Task requirements:
Where does the word "color" appear in the entries below? Copy each line that holds it.

___ Available records ___

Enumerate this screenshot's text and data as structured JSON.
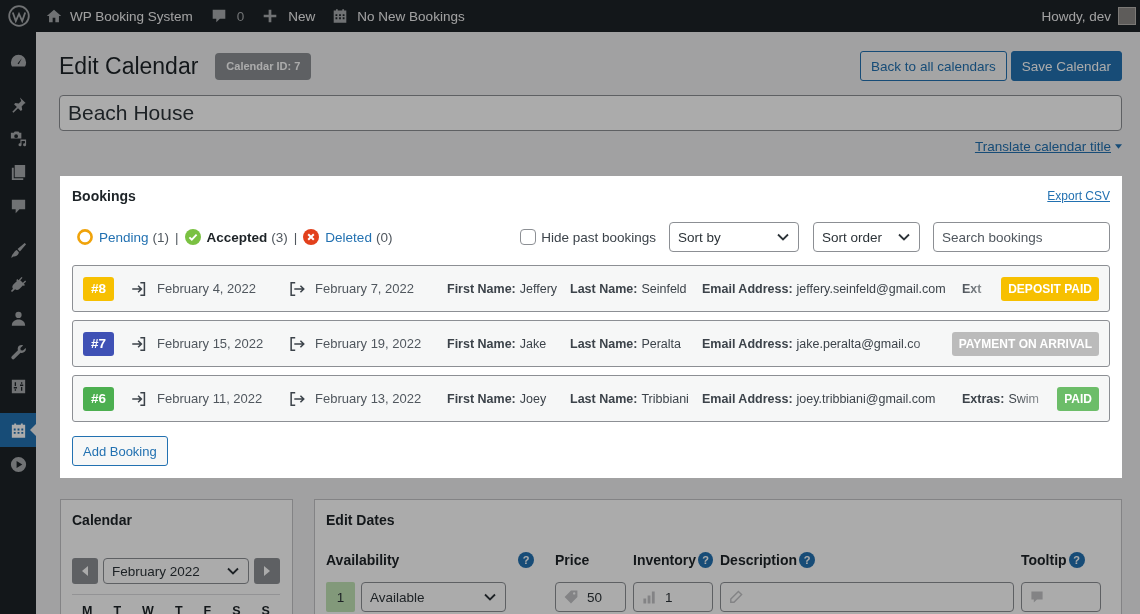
{
  "admin_bar": {
    "site_name": "WP Booking System",
    "comments": "0",
    "new": "New",
    "notice": "No New Bookings",
    "greeting": "Howdy, dev"
  },
  "sidebar": {
    "items": [
      {
        "selected": false
      },
      {
        "selected": false
      },
      {
        "selected": false
      },
      {
        "selected": false
      },
      {
        "selected": false
      },
      {
        "selected": false
      },
      {
        "selected": false
      },
      {
        "selected": false
      },
      {
        "selected": false
      },
      {
        "selected": false
      },
      {
        "selected": true
      },
      {
        "selected": false
      }
    ]
  },
  "page": {
    "title": "Edit Calendar",
    "badge": "Calendar ID: 7",
    "buttons": [
      {
        "label": "Back to all calendars",
        "kind": "secondary"
      },
      {
        "label": "Save Calendar",
        "kind": "primary"
      }
    ],
    "calendar_title": "Beach House",
    "translate_link": "Translate calendar title"
  },
  "bookings": {
    "highlighted": true,
    "title": "Bookings",
    "export": "Export CSV",
    "statuses": [
      {
        "kind": "pending",
        "label": "Pending",
        "count": "(1)",
        "selected": false,
        "separator": "|"
      },
      {
        "kind": "accepted",
        "label": "Accepted",
        "count": "(3)",
        "selected": true,
        "separator": "|"
      },
      {
        "kind": "deleted",
        "label": "Deleted",
        "count": "(0)",
        "selected": false
      }
    ],
    "hide_past": {
      "label": "Hide past bookings",
      "checked": false
    },
    "sort_by": "Sort by",
    "sort_order": "Sort order",
    "search": {
      "placeholder": "Search bookings"
    },
    "rows": [
      {
        "id": "#8",
        "color": "#f7c000",
        "check_in": "February 4, 2022",
        "check_out": "February 7, 2022",
        "fields": [
          {
            "label": "First Name:",
            "value": "Jeffery"
          },
          {
            "label": "Last Name:",
            "value": "Seinfeld"
          },
          {
            "label": "Email Address:",
            "value": "jeffery.seinfeld@gmail.com"
          },
          {
            "label": "Ext"
          }
        ],
        "payment": {
          "label": "DEPOSIT PAID",
          "color": "#f7c000"
        }
      },
      {
        "id": "#7",
        "color": "#3f51b5",
        "check_in": "February 15, 2022",
        "check_out": "February 19, 2022",
        "fields": [
          {
            "label": "First Name:",
            "value": "Jake"
          },
          {
            "label": "Last Name:",
            "value": "Peralta"
          },
          {
            "label": "Email Address:",
            "value": "jake.peralta@gmail.co"
          }
        ],
        "payment": {
          "label": "PAYMENT ON ARRIVAL",
          "color": "#bbbbbb"
        }
      },
      {
        "id": "#6",
        "color": "#4caf50",
        "check_in": "February 11, 2022",
        "check_out": "February 13, 2022",
        "fields": [
          {
            "label": "First Name:",
            "value": "Joey"
          },
          {
            "label": "Last Name:",
            "value": "Tribbiani"
          },
          {
            "label": "Email Address:",
            "value": "joey.tribbiani@gmail.com"
          },
          {
            "label": "Extras:",
            "value": "Swim"
          }
        ],
        "payment": {
          "label": "PAID",
          "color": "#6cbd69"
        }
      }
    ],
    "add_button": "Add Booking"
  },
  "calendar": {
    "title": "Calendar",
    "month": "February 2022",
    "weekdays": [
      "M",
      "T",
      "W",
      "T",
      "F",
      "S",
      "S"
    ]
  },
  "edit_dates": {
    "title": "Edit Dates",
    "columns": [
      {
        "kind": "availability",
        "label": "Availability",
        "help": "?",
        "count": "1",
        "value": "Available"
      },
      {
        "kind": "price",
        "label": "Price",
        "value": "50"
      },
      {
        "kind": "inventory",
        "label": "Inventory",
        "help": "?",
        "value": "1"
      },
      {
        "kind": "description",
        "label": "Description",
        "help": "?"
      },
      {
        "kind": "tooltip",
        "label": "Tooltip",
        "help": "?"
      }
    ]
  }
}
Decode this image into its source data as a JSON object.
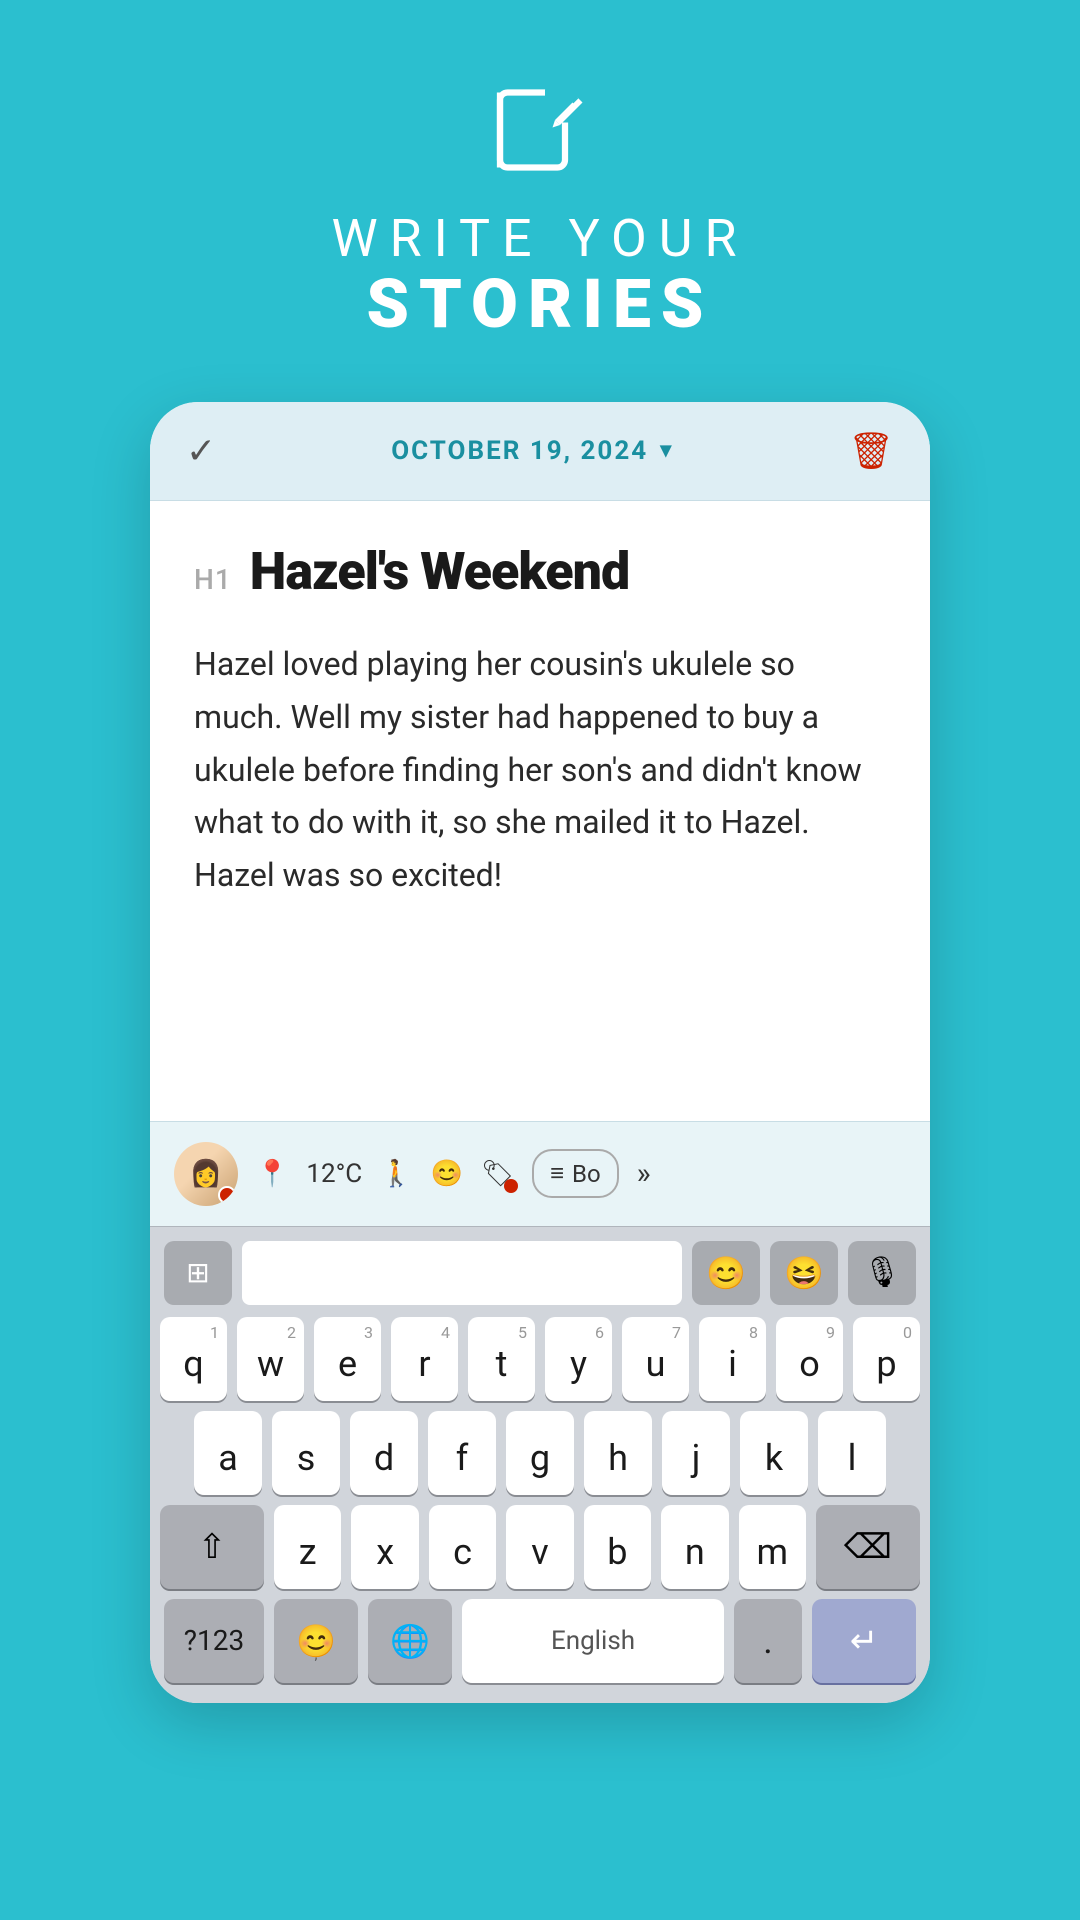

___

Result:
        "color": "#f7c000",
          "color": "#f7c000"
        "color": "#3f51b5",
          "color": "#bbbbbb"
        "color": "#4caf50",
          "color": "#6cbd69"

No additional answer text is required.